The report goes on to note that, for the New Payments Platform to work quickly, the conditions ‘need to be right’. Cuscal identify, as do many, that Australians have clearly demonstrated that they are prepared to try new things, and quickly. “We love contactless, we love our mobile phones, we are quick to adopt and all of these characteristics showcase the NPP as being surely desired in our marketplace.”

Adrian continues, “Features such as line-by-line settlements mean that the product will be suitable for large value transactions from day one, which may not have been the case under a deferred net settlement model. We are fast to take up, our adoption, our willingness to try new things and a clear shift back to the bank account, shows the market is ripe for New Payments Platform implementation. The work the Australian banking sector has done around mobile banking and digital banking and the role of the mobile phone as a tool, will really mean that the platform will take off quickly. As a caveat here, I do think cards have a lot of life left in them, they are still very much the central part of the relationship, but I think there will be a pivot towards the bank account and I think there will continue to be a demise of cash.”

As far as this insatiable desire for technology and the use of new systems, Cuscal mentions a few noteworthy developments in customer behaviour and expectations, as they adopt new technologies.
“I think the bar is continually being lifted as far as what consumers expect. They don’t want clunky experiences, they don’t want solutions that take effort and time and they certainly don’t expect to read instruction manuals. They are used to ‘Spotify-like’ or ‘Uber-like’ experiences and we are also seeing that they are prepared to sign up for a free service, then, when impressed, willing to pay for added value or experience.”

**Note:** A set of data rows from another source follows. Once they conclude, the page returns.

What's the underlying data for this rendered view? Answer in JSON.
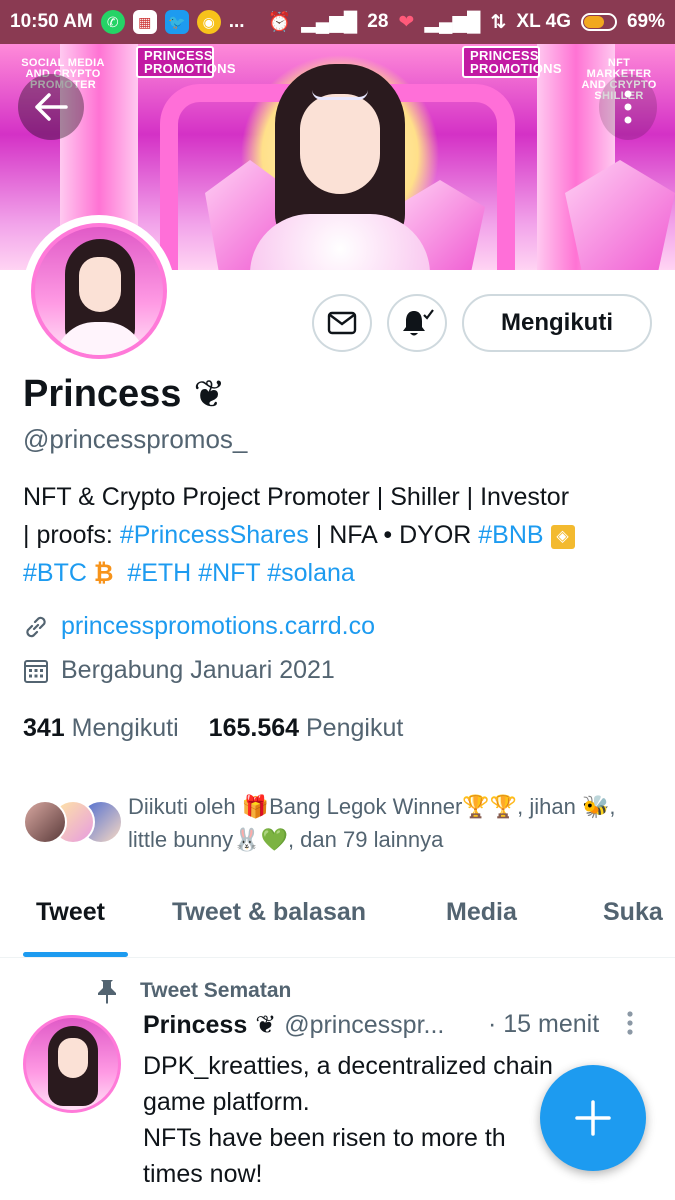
{
  "status_bar": {
    "time": "10:50 AM",
    "dots": "...",
    "signal_value": "28",
    "network": "XL 4G",
    "battery": "69%",
    "battery_level": 0.69
  },
  "banner": {
    "badge_left": "SOCIAL MEDIA AND CRYPTO PROMOTER",
    "badge_center_left": "PRINCESS PROMOTIONS",
    "badge_center_right": "PRINCESS PROMOTIONS",
    "badge_right": "NFT MARKETER AND CRYPTO SHILLER"
  },
  "profile": {
    "name": "Princess",
    "name_emoji": "❦",
    "handle": "@princesspromos_",
    "bio_parts": {
      "line1": "NFT & Crypto Project Promoter | Shiller | Investor",
      "line2_a": "| proofs: ",
      "tag_shares": "#PrincessShares",
      "line2_b": " | NFA • DYOR ",
      "tag_bnb": "#BNB",
      "tag_btc": "#BTC",
      "tag_eth": "#ETH",
      "tag_nft": "#NFT",
      "tag_solana": "#solana"
    },
    "link": "princesspromotions.carrd.co",
    "joined": "Bergabung Januari 2021",
    "following_count": "341",
    "following_label": "Mengikuti",
    "followers_count": "165.564",
    "followers_label": "Pengikut",
    "followed_by": "Diikuti oleh 🎁Bang Legok Winner🏆🏆, jihan 🐝, little bunny🐰💚, dan 79 lainnya"
  },
  "actions": {
    "follow_label": "Mengikuti"
  },
  "tabs": [
    {
      "label": "Tweet"
    },
    {
      "label": "Tweet & balasan"
    },
    {
      "label": "Media"
    },
    {
      "label": "Suka"
    }
  ],
  "tweet": {
    "pinned_label": "Tweet Sematan",
    "author": "Princess",
    "author_emoji": "❦",
    "handle": "@princesspr...",
    "time": "· 15 menit",
    "lines": [
      "DPK_kreatties, a decentralized chain",
      "game platform.",
      "NFTs have been risen to more th",
      "times now!"
    ]
  },
  "colors": {
    "accent": "#1d9bf0",
    "status_bar": "#8a3a52",
    "text_secondary": "#536471"
  }
}
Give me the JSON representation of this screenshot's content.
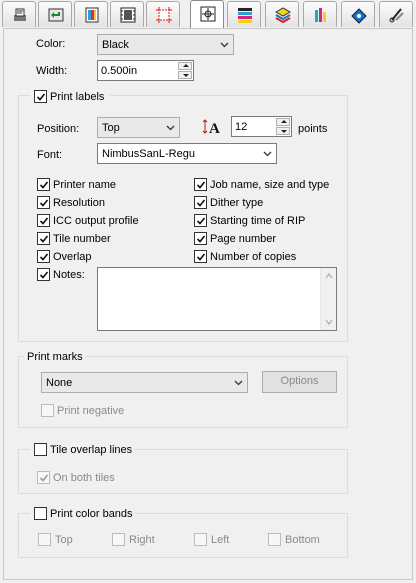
{
  "tabs": [
    {
      "icon": "printer-setup-icon"
    },
    {
      "icon": "media-load-icon"
    },
    {
      "icon": "color-profile-icon"
    },
    {
      "icon": "film-strip-icon"
    },
    {
      "icon": "crop-marks-icon"
    },
    {
      "icon": "marks-settings-icon"
    },
    {
      "icon": "color-bands-icon"
    },
    {
      "icon": "layers-icon"
    },
    {
      "icon": "color-bars-icon"
    },
    {
      "icon": "ink-drop-icon"
    },
    {
      "icon": "cut-icon"
    }
  ],
  "active_tab_index": 5,
  "color": {
    "label": "Color:",
    "value": "Black"
  },
  "width": {
    "label": "Width:",
    "value": "0.500in"
  },
  "print_labels": {
    "label": "Print labels",
    "checked": true,
    "position": {
      "label": "Position:",
      "value": "Top"
    },
    "font_size": {
      "value": "12",
      "unit": "points"
    },
    "font": {
      "label": "Font:",
      "value": "NimbusSanL-Regu"
    },
    "options_left": [
      {
        "label": "Printer name",
        "checked": true
      },
      {
        "label": "Resolution",
        "checked": true
      },
      {
        "label": "ICC output profile",
        "checked": true
      },
      {
        "label": "Tile number",
        "checked": true
      },
      {
        "label": "Overlap",
        "checked": true
      },
      {
        "label": "Notes:",
        "checked": true
      }
    ],
    "options_right": [
      {
        "label": "Job name, size and type",
        "checked": true
      },
      {
        "label": "Dither type",
        "checked": true
      },
      {
        "label": "Starting time of RIP",
        "checked": true
      },
      {
        "label": "Page number",
        "checked": true
      },
      {
        "label": "Number of copies",
        "checked": true
      }
    ],
    "notes_value": ""
  },
  "print_marks": {
    "label": "Print marks",
    "value": "None",
    "options_button": "Options",
    "print_negative": {
      "label": "Print negative",
      "checked": false,
      "enabled": false
    }
  },
  "tile_overlap": {
    "label": "Tile overlap lines",
    "checked": false,
    "on_both_tiles": {
      "label": "On both tiles",
      "checked": true,
      "enabled": false
    }
  },
  "color_bands": {
    "label": "Print color bands",
    "checked": false,
    "sides": [
      {
        "label": "Top",
        "checked": false
      },
      {
        "label": "Right",
        "checked": false
      },
      {
        "label": "Left",
        "checked": false
      },
      {
        "label": "Bottom",
        "checked": false
      }
    ]
  }
}
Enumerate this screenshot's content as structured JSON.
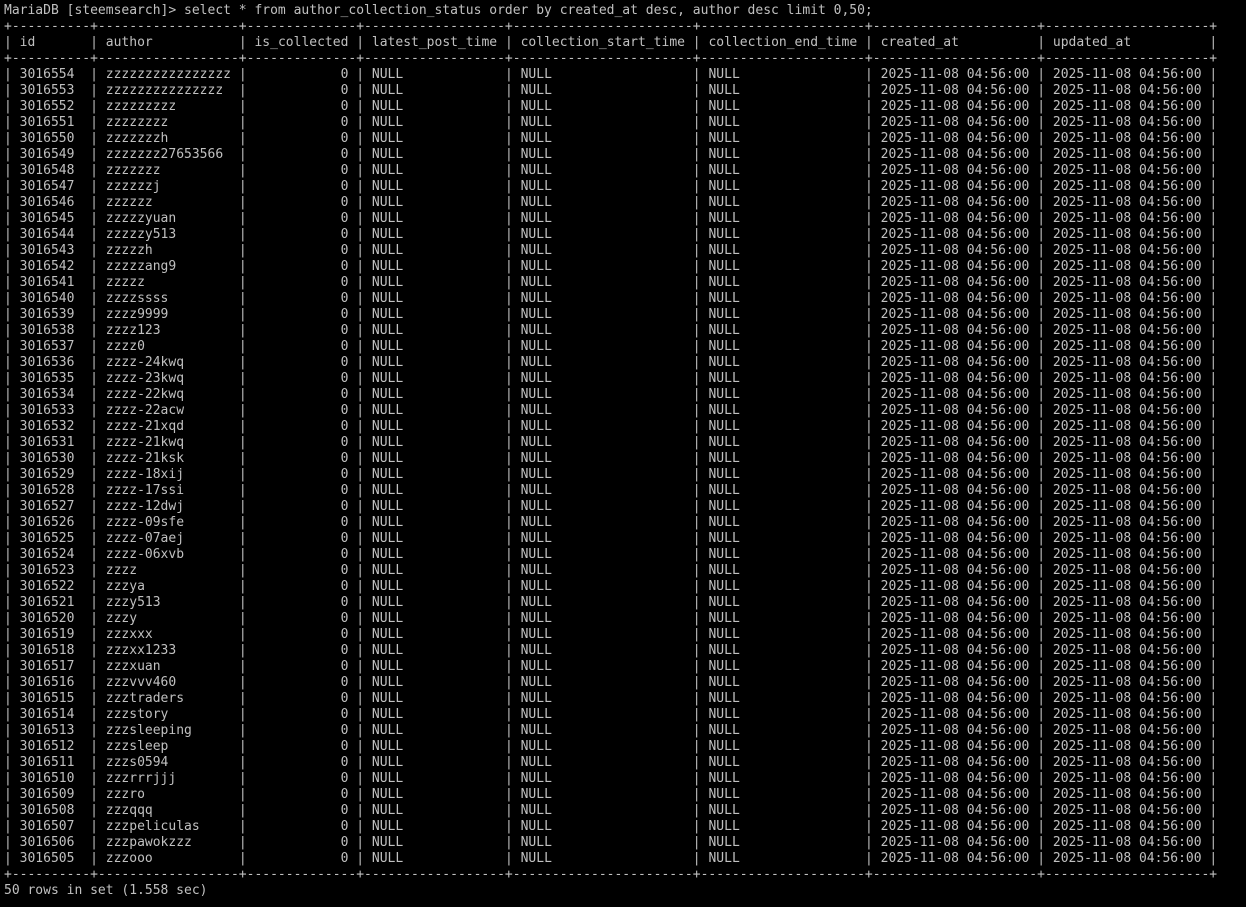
{
  "terminal": {
    "prompt": "MariaDB [steemsearch]>",
    "command": "select * from author_collection_status order by created_at desc, author desc limit 0,50;",
    "footer": "50 rows in set (1.558 sec)",
    "foreground": "#c0c0c0",
    "background": "#000000"
  },
  "table": {
    "columns": [
      "id",
      "author",
      "is_collected",
      "latest_post_time",
      "collection_start_time",
      "collection_end_time",
      "created_at",
      "updated_at"
    ],
    "rows": [
      [
        "3016554",
        "zzzzzzzzzzzzzzzz",
        "0",
        "NULL",
        "NULL",
        "NULL",
        "2025-11-08 04:56:00",
        "2025-11-08 04:56:00"
      ],
      [
        "3016553",
        "zzzzzzzzzzzzzzz",
        "0",
        "NULL",
        "NULL",
        "NULL",
        "2025-11-08 04:56:00",
        "2025-11-08 04:56:00"
      ],
      [
        "3016552",
        "zzzzzzzzz",
        "0",
        "NULL",
        "NULL",
        "NULL",
        "2025-11-08 04:56:00",
        "2025-11-08 04:56:00"
      ],
      [
        "3016551",
        "zzzzzzzz",
        "0",
        "NULL",
        "NULL",
        "NULL",
        "2025-11-08 04:56:00",
        "2025-11-08 04:56:00"
      ],
      [
        "3016550",
        "zzzzzzzh",
        "0",
        "NULL",
        "NULL",
        "NULL",
        "2025-11-08 04:56:00",
        "2025-11-08 04:56:00"
      ],
      [
        "3016549",
        "zzzzzzz27653566",
        "0",
        "NULL",
        "NULL",
        "NULL",
        "2025-11-08 04:56:00",
        "2025-11-08 04:56:00"
      ],
      [
        "3016548",
        "zzzzzzz",
        "0",
        "NULL",
        "NULL",
        "NULL",
        "2025-11-08 04:56:00",
        "2025-11-08 04:56:00"
      ],
      [
        "3016547",
        "zzzzzzj",
        "0",
        "NULL",
        "NULL",
        "NULL",
        "2025-11-08 04:56:00",
        "2025-11-08 04:56:00"
      ],
      [
        "3016546",
        "zzzzzz",
        "0",
        "NULL",
        "NULL",
        "NULL",
        "2025-11-08 04:56:00",
        "2025-11-08 04:56:00"
      ],
      [
        "3016545",
        "zzzzzyuan",
        "0",
        "NULL",
        "NULL",
        "NULL",
        "2025-11-08 04:56:00",
        "2025-11-08 04:56:00"
      ],
      [
        "3016544",
        "zzzzzy513",
        "0",
        "NULL",
        "NULL",
        "NULL",
        "2025-11-08 04:56:00",
        "2025-11-08 04:56:00"
      ],
      [
        "3016543",
        "zzzzzh",
        "0",
        "NULL",
        "NULL",
        "NULL",
        "2025-11-08 04:56:00",
        "2025-11-08 04:56:00"
      ],
      [
        "3016542",
        "zzzzzang9",
        "0",
        "NULL",
        "NULL",
        "NULL",
        "2025-11-08 04:56:00",
        "2025-11-08 04:56:00"
      ],
      [
        "3016541",
        "zzzzz",
        "0",
        "NULL",
        "NULL",
        "NULL",
        "2025-11-08 04:56:00",
        "2025-11-08 04:56:00"
      ],
      [
        "3016540",
        "zzzzssss",
        "0",
        "NULL",
        "NULL",
        "NULL",
        "2025-11-08 04:56:00",
        "2025-11-08 04:56:00"
      ],
      [
        "3016539",
        "zzzz9999",
        "0",
        "NULL",
        "NULL",
        "NULL",
        "2025-11-08 04:56:00",
        "2025-11-08 04:56:00"
      ],
      [
        "3016538",
        "zzzz123",
        "0",
        "NULL",
        "NULL",
        "NULL",
        "2025-11-08 04:56:00",
        "2025-11-08 04:56:00"
      ],
      [
        "3016537",
        "zzzz0",
        "0",
        "NULL",
        "NULL",
        "NULL",
        "2025-11-08 04:56:00",
        "2025-11-08 04:56:00"
      ],
      [
        "3016536",
        "zzzz-24kwq",
        "0",
        "NULL",
        "NULL",
        "NULL",
        "2025-11-08 04:56:00",
        "2025-11-08 04:56:00"
      ],
      [
        "3016535",
        "zzzz-23kwq",
        "0",
        "NULL",
        "NULL",
        "NULL",
        "2025-11-08 04:56:00",
        "2025-11-08 04:56:00"
      ],
      [
        "3016534",
        "zzzz-22kwq",
        "0",
        "NULL",
        "NULL",
        "NULL",
        "2025-11-08 04:56:00",
        "2025-11-08 04:56:00"
      ],
      [
        "3016533",
        "zzzz-22acw",
        "0",
        "NULL",
        "NULL",
        "NULL",
        "2025-11-08 04:56:00",
        "2025-11-08 04:56:00"
      ],
      [
        "3016532",
        "zzzz-21xqd",
        "0",
        "NULL",
        "NULL",
        "NULL",
        "2025-11-08 04:56:00",
        "2025-11-08 04:56:00"
      ],
      [
        "3016531",
        "zzzz-21kwq",
        "0",
        "NULL",
        "NULL",
        "NULL",
        "2025-11-08 04:56:00",
        "2025-11-08 04:56:00"
      ],
      [
        "3016530",
        "zzzz-21ksk",
        "0",
        "NULL",
        "NULL",
        "NULL",
        "2025-11-08 04:56:00",
        "2025-11-08 04:56:00"
      ],
      [
        "3016529",
        "zzzz-18xij",
        "0",
        "NULL",
        "NULL",
        "NULL",
        "2025-11-08 04:56:00",
        "2025-11-08 04:56:00"
      ],
      [
        "3016528",
        "zzzz-17ssi",
        "0",
        "NULL",
        "NULL",
        "NULL",
        "2025-11-08 04:56:00",
        "2025-11-08 04:56:00"
      ],
      [
        "3016527",
        "zzzz-12dwj",
        "0",
        "NULL",
        "NULL",
        "NULL",
        "2025-11-08 04:56:00",
        "2025-11-08 04:56:00"
      ],
      [
        "3016526",
        "zzzz-09sfe",
        "0",
        "NULL",
        "NULL",
        "NULL",
        "2025-11-08 04:56:00",
        "2025-11-08 04:56:00"
      ],
      [
        "3016525",
        "zzzz-07aej",
        "0",
        "NULL",
        "NULL",
        "NULL",
        "2025-11-08 04:56:00",
        "2025-11-08 04:56:00"
      ],
      [
        "3016524",
        "zzzz-06xvb",
        "0",
        "NULL",
        "NULL",
        "NULL",
        "2025-11-08 04:56:00",
        "2025-11-08 04:56:00"
      ],
      [
        "3016523",
        "zzzz",
        "0",
        "NULL",
        "NULL",
        "NULL",
        "2025-11-08 04:56:00",
        "2025-11-08 04:56:00"
      ],
      [
        "3016522",
        "zzzya",
        "0",
        "NULL",
        "NULL",
        "NULL",
        "2025-11-08 04:56:00",
        "2025-11-08 04:56:00"
      ],
      [
        "3016521",
        "zzzy513",
        "0",
        "NULL",
        "NULL",
        "NULL",
        "2025-11-08 04:56:00",
        "2025-11-08 04:56:00"
      ],
      [
        "3016520",
        "zzzy",
        "0",
        "NULL",
        "NULL",
        "NULL",
        "2025-11-08 04:56:00",
        "2025-11-08 04:56:00"
      ],
      [
        "3016519",
        "zzzxxx",
        "0",
        "NULL",
        "NULL",
        "NULL",
        "2025-11-08 04:56:00",
        "2025-11-08 04:56:00"
      ],
      [
        "3016518",
        "zzzxx1233",
        "0",
        "NULL",
        "NULL",
        "NULL",
        "2025-11-08 04:56:00",
        "2025-11-08 04:56:00"
      ],
      [
        "3016517",
        "zzzxuan",
        "0",
        "NULL",
        "NULL",
        "NULL",
        "2025-11-08 04:56:00",
        "2025-11-08 04:56:00"
      ],
      [
        "3016516",
        "zzzvvv460",
        "0",
        "NULL",
        "NULL",
        "NULL",
        "2025-11-08 04:56:00",
        "2025-11-08 04:56:00"
      ],
      [
        "3016515",
        "zzztraders",
        "0",
        "NULL",
        "NULL",
        "NULL",
        "2025-11-08 04:56:00",
        "2025-11-08 04:56:00"
      ],
      [
        "3016514",
        "zzzstory",
        "0",
        "NULL",
        "NULL",
        "NULL",
        "2025-11-08 04:56:00",
        "2025-11-08 04:56:00"
      ],
      [
        "3016513",
        "zzzsleeping",
        "0",
        "NULL",
        "NULL",
        "NULL",
        "2025-11-08 04:56:00",
        "2025-11-08 04:56:00"
      ],
      [
        "3016512",
        "zzzsleep",
        "0",
        "NULL",
        "NULL",
        "NULL",
        "2025-11-08 04:56:00",
        "2025-11-08 04:56:00"
      ],
      [
        "3016511",
        "zzzs0594",
        "0",
        "NULL",
        "NULL",
        "NULL",
        "2025-11-08 04:56:00",
        "2025-11-08 04:56:00"
      ],
      [
        "3016510",
        "zzzrrrjjj",
        "0",
        "NULL",
        "NULL",
        "NULL",
        "2025-11-08 04:56:00",
        "2025-11-08 04:56:00"
      ],
      [
        "3016509",
        "zzzro",
        "0",
        "NULL",
        "NULL",
        "NULL",
        "2025-11-08 04:56:00",
        "2025-11-08 04:56:00"
      ],
      [
        "3016508",
        "zzzqqq",
        "0",
        "NULL",
        "NULL",
        "NULL",
        "2025-11-08 04:56:00",
        "2025-11-08 04:56:00"
      ],
      [
        "3016507",
        "zzzpeliculas",
        "0",
        "NULL",
        "NULL",
        "NULL",
        "2025-11-08 04:56:00",
        "2025-11-08 04:56:00"
      ],
      [
        "3016506",
        "zzzpawokzzz",
        "0",
        "NULL",
        "NULL",
        "NULL",
        "2025-11-08 04:56:00",
        "2025-11-08 04:56:00"
      ],
      [
        "3016505",
        "zzzooo",
        "0",
        "NULL",
        "NULL",
        "NULL",
        "2025-11-08 04:56:00",
        "2025-11-08 04:56:00"
      ]
    ]
  }
}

And finally, what tangible economic benefits will the New Payments Platform provide – “I think it will create more opportunities to attract customers and their money, it will increase ability to cross-sell other products and I think it will bring the transaction account back into the frame and make those accounts more important to customers’ lives. Other clear opportunities are on the cost side, addressing service to reduce mistakes in payments, reducing manual back-office processing and delivering self-service for digital channels.”

It’s certainly picking up pace and we are excited to see Cuscal’s next move.

This article first appeared in the October 2015 edition of RFi Group’s Australian Retail Banker.